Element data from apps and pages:
--------------------------------

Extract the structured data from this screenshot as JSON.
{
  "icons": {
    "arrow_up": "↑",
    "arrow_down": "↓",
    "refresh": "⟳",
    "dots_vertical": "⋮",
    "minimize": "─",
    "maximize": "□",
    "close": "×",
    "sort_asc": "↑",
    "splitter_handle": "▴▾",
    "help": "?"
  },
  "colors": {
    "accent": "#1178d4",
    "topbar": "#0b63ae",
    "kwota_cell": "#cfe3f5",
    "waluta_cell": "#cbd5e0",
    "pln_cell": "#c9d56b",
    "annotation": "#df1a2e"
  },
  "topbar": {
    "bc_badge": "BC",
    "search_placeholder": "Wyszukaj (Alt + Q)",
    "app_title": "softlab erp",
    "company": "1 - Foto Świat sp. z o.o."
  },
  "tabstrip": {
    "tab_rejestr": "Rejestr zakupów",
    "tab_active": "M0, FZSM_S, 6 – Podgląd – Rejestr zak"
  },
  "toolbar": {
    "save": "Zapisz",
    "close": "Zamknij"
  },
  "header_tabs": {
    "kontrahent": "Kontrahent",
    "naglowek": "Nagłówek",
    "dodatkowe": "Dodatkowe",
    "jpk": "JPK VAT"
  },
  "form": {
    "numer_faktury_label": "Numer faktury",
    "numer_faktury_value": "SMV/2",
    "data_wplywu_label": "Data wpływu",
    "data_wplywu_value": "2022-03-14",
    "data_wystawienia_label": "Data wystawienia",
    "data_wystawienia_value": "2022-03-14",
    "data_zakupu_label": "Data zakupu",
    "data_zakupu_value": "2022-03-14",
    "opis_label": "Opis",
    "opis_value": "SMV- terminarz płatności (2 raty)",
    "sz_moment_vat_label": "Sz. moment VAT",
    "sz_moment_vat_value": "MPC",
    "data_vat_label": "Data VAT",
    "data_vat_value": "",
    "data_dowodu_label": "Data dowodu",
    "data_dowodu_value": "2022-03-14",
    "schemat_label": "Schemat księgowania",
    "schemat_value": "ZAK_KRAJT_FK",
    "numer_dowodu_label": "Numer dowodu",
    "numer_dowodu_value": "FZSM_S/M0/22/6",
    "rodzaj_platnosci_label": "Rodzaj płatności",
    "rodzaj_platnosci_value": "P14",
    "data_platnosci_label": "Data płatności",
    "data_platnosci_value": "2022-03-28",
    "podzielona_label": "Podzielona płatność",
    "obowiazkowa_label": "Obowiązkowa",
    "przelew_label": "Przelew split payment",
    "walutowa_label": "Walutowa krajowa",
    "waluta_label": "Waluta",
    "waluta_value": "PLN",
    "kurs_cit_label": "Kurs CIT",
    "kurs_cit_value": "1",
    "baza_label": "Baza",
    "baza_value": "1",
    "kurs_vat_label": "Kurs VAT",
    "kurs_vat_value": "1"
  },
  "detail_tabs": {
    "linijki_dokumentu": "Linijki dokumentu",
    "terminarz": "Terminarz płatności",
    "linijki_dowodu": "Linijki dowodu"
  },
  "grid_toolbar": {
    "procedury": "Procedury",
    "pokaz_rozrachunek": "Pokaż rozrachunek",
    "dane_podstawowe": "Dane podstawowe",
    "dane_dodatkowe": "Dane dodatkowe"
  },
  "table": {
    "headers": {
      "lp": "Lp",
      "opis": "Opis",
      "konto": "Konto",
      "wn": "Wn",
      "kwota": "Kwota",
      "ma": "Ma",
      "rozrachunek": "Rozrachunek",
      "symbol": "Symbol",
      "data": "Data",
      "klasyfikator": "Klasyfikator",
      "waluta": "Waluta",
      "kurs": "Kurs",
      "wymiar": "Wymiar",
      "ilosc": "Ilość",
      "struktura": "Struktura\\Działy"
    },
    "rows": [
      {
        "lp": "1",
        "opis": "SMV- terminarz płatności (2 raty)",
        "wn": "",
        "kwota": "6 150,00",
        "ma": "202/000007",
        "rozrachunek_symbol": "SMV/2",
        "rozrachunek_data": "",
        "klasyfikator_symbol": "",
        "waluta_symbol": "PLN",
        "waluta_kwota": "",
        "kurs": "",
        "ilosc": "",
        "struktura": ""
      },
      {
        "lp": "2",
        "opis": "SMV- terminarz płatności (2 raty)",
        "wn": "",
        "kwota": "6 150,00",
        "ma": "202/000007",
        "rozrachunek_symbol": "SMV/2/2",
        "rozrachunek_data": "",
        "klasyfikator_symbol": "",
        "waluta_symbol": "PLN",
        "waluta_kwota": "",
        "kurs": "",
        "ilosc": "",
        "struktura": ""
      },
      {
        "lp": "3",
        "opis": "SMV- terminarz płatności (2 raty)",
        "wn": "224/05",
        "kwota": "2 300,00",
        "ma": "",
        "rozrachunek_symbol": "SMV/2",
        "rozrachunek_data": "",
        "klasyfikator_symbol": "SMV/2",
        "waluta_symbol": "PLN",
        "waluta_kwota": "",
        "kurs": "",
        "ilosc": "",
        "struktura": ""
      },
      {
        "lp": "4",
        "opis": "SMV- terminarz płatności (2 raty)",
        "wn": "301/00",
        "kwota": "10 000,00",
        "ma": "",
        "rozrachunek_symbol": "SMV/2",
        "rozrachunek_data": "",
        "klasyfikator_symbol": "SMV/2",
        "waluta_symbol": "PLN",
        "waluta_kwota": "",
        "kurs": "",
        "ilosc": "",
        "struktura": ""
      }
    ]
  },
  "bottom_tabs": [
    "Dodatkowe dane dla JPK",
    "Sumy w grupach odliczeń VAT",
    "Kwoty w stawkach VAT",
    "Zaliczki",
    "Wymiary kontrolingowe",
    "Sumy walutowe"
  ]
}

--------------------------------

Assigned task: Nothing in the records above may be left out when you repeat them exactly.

Response to the task:
Extract the structured data from this screenshot as JSON.
{
  "icons": {
    "arrow_up": "↑",
    "arrow_down": "↓",
    "refresh": "⟳",
    "dots_vertical": "⋮",
    "minimize": "─",
    "maximize": "□",
    "close": "×",
    "sort_asc": "↑",
    "splitter_handle": "▴▾",
    "help": "?"
  },
  "colors": {
    "accent": "#1178d4",
    "topbar": "#0b63ae",
    "kwota_cell": "#cfe3f5",
    "waluta_cell": "#cbd5e0",
    "pln_cell": "#c9d56b",
    "annotation": "#df1a2e"
  },
  "topbar": {
    "bc_badge": "BC",
    "search_placeholder": "Wyszukaj (Alt + Q)",
    "app_title": "softlab erp",
    "company": "1 - Foto Świat sp. z o.o."
  },
  "tabstrip": {
    "tab_rejestr": "Rejestr zakupów",
    "tab_active": "M0, FZSM_S, 6 – Podgląd – Rejestr zak"
  },
  "toolbar": {
    "save": "Zapisz",
    "close": "Zamknij"
  },
  "header_tabs": {
    "kontrahent": "Kontrahent",
    "naglowek": "Nagłówek",
    "dodatkowe": "Dodatkowe",
    "jpk": "JPK VAT"
  },
  "form": {
    "numer_faktury_label": "Numer faktury",
    "numer_faktury_value": "SMV/2",
    "data_wplywu_label": "Data wpływu",
    "data_wplywu_value": "2022-03-14",
    "data_wystawienia_label": "Data wystawienia",
    "data_wystawienia_value": "2022-03-14",
    "data_zakupu_label": "Data zakupu",
    "data_zakupu_value": "2022-03-14",
    "opis_label": "Opis",
    "opis_value": "SMV- terminarz płatności (2 raty)",
    "sz_moment_vat_label": "Sz. moment VAT",
    "sz_moment_vat_value": "MPC",
    "data_vat_label": "Data VAT",
    "data_vat_value": "",
    "data_dowodu_label": "Data dowodu",
    "data_dowodu_value": "2022-03-14",
    "schemat_label": "Schemat księgowania",
    "schemat_value": "ZAK_KRAJT_FK",
    "numer_dowodu_label": "Numer dowodu",
    "numer_dowodu_value": "FZSM_S/M0/22/6",
    "rodzaj_platnosci_label": "Rodzaj płatności",
    "rodzaj_platnosci_value": "P14",
    "data_platnosci_label": "Data płatności",
    "data_platnosci_value": "2022-03-28",
    "podzielona_label": "Podzielona płatność",
    "obowiazkowa_label": "Obowiązkowa",
    "przelew_label": "Przelew split payment",
    "walutowa_label": "Walutowa krajowa",
    "waluta_label": "Waluta",
    "waluta_value": "PLN",
    "kurs_cit_label": "Kurs CIT",
    "kurs_cit_value": "1",
    "baza_label": "Baza",
    "baza_value": "1",
    "kurs_vat_label": "Kurs VAT",
    "kurs_vat_value": "1"
  },
  "detail_tabs": {
    "linijki_dokumentu": "Linijki dokumentu",
    "terminarz": "Terminarz płatności",
    "linijki_dowodu": "Linijki dowodu"
  },
  "grid_toolbar": {
    "procedury": "Procedury",
    "pokaz_rozrachunek": "Pokaż rozrachunek",
    "dane_podstawowe": "Dane podstawowe",
    "dane_dodatkowe": "Dane dodatkowe"
  },
  "table": {
    "headers": {
      "lp": "Lp",
      "opis": "Opis",
      "konto": "Konto",
      "wn": "Wn",
      "kwota": "Kwota",
      "ma": "Ma",
      "rozrachunek": "Rozrachunek",
      "symbol": "Symbol",
      "data": "Data",
      "klasyfikator": "Klasyfikator",
      "waluta": "Waluta",
      "kurs": "Kurs",
      "wymiar": "Wymiar",
      "ilosc": "Ilość",
      "struktura": "Struktura\\Działy"
    },
    "rows": [
      {
        "lp": "1",
        "opis": "SMV- terminarz płatności (2 raty)",
        "wn": "",
        "kwota": "6 150,00",
        "ma": "202/000007",
        "rozrachunek_symbol": "SMV/2",
        "rozrachunek_data": "",
        "klasyfikator_symbol": "",
        "waluta_symbol": "PLN",
        "waluta_kwota": "",
        "kurs": "",
        "ilosc": "",
        "struktura": ""
      },
      {
        "lp": "2",
        "opis": "SMV- terminarz płatności (2 raty)",
        "wn": "",
        "kwota": "6 150,00",
        "ma": "202/000007",
        "rozrachunek_symbol": "SMV/2/2",
        "rozrachunek_data": "",
        "klasyfikator_symbol": "",
        "waluta_symbol": "PLN",
        "waluta_kwota": "",
        "kurs": "",
        "ilosc": "",
        "struktura": ""
      },
      {
        "lp": "3",
        "opis": "SMV- terminarz płatności (2 raty)",
        "wn": "224/05",
        "kwota": "2 300,00",
        "ma": "",
        "rozrachunek_symbol": "SMV/2",
        "rozrachunek_data": "",
        "klasyfikator_symbol": "SMV/2",
        "waluta_symbol": "PLN",
        "waluta_kwota": "",
        "kurs": "",
        "ilosc": "",
        "struktura": ""
      },
      {
        "lp": "4",
        "opis": "SMV- terminarz płatności (2 raty)",
        "wn": "301/00",
        "kwota": "10 000,00",
        "ma": "",
        "rozrachunek_symbol": "SMV/2",
        "rozrachunek_data": "",
        "klasyfikator_symbol": "SMV/2",
        "waluta_symbol": "PLN",
        "waluta_kwota": "",
        "kurs": "",
        "ilosc": "",
        "struktura": ""
      }
    ]
  },
  "bottom_tabs": [
    "Dodatkowe dane dla JPK",
    "Sumy w grupach odliczeń VAT",
    "Kwoty w stawkach VAT",
    "Zaliczki",
    "Wymiary kontrolingowe",
    "Sumy walutowe"
  ]
}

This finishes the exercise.